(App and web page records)

= = = =

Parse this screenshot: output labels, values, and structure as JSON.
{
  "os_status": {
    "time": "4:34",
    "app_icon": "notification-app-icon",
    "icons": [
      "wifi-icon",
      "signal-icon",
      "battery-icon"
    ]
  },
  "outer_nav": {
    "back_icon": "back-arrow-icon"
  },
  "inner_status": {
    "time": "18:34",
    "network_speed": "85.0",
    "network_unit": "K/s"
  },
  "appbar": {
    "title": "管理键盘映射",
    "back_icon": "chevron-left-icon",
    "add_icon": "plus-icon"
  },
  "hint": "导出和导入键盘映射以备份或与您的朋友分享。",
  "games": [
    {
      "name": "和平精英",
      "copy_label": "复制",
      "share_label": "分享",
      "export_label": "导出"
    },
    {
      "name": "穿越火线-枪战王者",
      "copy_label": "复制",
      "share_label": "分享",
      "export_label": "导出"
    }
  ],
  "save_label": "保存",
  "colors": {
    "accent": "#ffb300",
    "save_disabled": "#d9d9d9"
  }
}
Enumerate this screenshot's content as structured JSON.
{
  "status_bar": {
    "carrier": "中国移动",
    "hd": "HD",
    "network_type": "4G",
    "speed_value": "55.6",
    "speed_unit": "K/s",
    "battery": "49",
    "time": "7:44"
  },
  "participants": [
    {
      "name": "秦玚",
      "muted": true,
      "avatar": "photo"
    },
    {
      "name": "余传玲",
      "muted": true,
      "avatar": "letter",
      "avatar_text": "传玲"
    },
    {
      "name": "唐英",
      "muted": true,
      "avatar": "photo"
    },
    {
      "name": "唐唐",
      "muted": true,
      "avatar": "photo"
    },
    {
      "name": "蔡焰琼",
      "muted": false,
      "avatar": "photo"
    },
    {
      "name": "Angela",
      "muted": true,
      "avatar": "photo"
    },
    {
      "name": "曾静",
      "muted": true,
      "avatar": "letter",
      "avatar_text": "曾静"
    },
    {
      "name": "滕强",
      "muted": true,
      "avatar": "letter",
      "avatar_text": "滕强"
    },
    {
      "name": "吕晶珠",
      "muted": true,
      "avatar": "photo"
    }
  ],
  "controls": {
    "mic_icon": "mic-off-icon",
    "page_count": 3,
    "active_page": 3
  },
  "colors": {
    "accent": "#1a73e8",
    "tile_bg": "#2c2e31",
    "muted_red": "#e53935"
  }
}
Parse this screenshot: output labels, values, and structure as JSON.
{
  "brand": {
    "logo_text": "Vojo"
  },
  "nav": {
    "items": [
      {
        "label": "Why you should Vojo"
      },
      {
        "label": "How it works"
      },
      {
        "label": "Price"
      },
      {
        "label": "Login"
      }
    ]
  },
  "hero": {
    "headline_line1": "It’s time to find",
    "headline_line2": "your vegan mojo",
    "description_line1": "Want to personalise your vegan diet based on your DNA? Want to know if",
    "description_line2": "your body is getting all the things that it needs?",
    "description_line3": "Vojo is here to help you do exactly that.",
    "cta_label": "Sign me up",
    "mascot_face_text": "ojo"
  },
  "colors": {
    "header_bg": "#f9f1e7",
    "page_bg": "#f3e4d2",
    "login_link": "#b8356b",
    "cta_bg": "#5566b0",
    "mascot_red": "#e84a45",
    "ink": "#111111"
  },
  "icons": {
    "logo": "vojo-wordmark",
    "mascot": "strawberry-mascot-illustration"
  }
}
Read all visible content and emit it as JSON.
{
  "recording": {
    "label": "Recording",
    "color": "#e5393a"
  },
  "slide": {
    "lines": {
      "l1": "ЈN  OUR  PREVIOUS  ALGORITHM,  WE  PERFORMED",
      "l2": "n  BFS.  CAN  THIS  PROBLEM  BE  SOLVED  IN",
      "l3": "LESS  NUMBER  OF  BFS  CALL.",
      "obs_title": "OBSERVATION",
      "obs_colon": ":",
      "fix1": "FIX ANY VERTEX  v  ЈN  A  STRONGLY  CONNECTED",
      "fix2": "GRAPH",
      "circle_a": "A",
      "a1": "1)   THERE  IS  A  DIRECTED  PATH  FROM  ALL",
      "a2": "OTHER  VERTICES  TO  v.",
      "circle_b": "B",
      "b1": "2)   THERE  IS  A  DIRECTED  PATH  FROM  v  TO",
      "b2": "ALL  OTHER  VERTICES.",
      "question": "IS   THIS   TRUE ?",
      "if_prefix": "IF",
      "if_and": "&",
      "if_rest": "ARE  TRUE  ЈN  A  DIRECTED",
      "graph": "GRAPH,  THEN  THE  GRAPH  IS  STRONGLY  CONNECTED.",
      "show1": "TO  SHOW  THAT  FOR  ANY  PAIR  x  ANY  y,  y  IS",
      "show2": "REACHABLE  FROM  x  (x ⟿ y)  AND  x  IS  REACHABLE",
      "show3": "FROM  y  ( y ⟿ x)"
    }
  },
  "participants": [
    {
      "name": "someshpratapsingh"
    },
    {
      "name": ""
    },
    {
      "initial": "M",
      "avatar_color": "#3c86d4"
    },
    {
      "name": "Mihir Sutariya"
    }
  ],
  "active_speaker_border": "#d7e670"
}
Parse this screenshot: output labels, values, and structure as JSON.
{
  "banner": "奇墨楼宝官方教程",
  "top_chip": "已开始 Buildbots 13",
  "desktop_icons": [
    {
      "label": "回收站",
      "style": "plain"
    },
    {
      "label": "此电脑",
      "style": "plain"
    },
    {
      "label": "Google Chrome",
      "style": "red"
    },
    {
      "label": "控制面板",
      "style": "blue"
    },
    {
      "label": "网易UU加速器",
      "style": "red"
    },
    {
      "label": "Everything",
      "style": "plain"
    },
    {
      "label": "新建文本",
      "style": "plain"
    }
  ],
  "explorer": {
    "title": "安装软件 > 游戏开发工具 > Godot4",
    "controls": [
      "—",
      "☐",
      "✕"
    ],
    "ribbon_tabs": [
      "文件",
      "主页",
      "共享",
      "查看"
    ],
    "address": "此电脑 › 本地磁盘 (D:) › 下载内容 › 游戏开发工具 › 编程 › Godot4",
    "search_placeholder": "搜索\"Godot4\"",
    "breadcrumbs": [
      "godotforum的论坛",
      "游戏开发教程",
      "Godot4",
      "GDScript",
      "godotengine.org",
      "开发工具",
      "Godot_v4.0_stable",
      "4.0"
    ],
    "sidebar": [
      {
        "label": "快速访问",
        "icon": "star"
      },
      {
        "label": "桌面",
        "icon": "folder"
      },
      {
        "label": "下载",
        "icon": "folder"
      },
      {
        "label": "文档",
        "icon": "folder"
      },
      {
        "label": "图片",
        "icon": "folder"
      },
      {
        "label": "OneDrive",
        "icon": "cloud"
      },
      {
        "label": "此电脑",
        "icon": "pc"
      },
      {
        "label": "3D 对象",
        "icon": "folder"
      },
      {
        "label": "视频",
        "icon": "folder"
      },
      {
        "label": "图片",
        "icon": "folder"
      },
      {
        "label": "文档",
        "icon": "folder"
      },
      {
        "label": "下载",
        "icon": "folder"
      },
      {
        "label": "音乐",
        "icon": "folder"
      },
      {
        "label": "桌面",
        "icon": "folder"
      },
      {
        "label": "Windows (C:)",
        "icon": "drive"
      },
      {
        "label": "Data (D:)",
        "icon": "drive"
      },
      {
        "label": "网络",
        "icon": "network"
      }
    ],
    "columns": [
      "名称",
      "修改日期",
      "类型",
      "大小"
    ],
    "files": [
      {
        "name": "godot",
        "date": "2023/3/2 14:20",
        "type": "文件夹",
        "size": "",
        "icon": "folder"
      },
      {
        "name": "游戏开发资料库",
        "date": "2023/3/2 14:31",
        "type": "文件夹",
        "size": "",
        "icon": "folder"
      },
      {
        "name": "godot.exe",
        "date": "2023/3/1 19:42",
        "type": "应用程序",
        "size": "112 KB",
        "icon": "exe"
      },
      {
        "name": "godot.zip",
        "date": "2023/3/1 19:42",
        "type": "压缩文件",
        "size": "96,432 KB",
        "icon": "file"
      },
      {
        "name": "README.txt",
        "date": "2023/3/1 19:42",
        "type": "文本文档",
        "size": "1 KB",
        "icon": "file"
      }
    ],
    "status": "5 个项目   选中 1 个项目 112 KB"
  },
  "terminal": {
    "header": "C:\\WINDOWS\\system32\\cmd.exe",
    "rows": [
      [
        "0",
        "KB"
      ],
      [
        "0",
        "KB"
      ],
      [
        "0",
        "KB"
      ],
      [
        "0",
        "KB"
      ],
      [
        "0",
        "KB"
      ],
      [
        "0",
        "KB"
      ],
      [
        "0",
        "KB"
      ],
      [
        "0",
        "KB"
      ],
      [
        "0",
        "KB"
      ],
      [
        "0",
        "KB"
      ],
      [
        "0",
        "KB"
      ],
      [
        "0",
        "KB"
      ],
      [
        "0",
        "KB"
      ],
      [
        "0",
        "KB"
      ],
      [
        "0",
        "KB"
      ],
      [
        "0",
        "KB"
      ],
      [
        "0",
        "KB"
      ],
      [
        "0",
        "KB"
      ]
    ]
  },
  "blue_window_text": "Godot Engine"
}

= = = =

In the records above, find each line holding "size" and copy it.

◆ Problem solution:
        "size": "",
        "size": "",
        "size": "112 KB",
        "size": "96,432 KB",
        "size": "1 KB",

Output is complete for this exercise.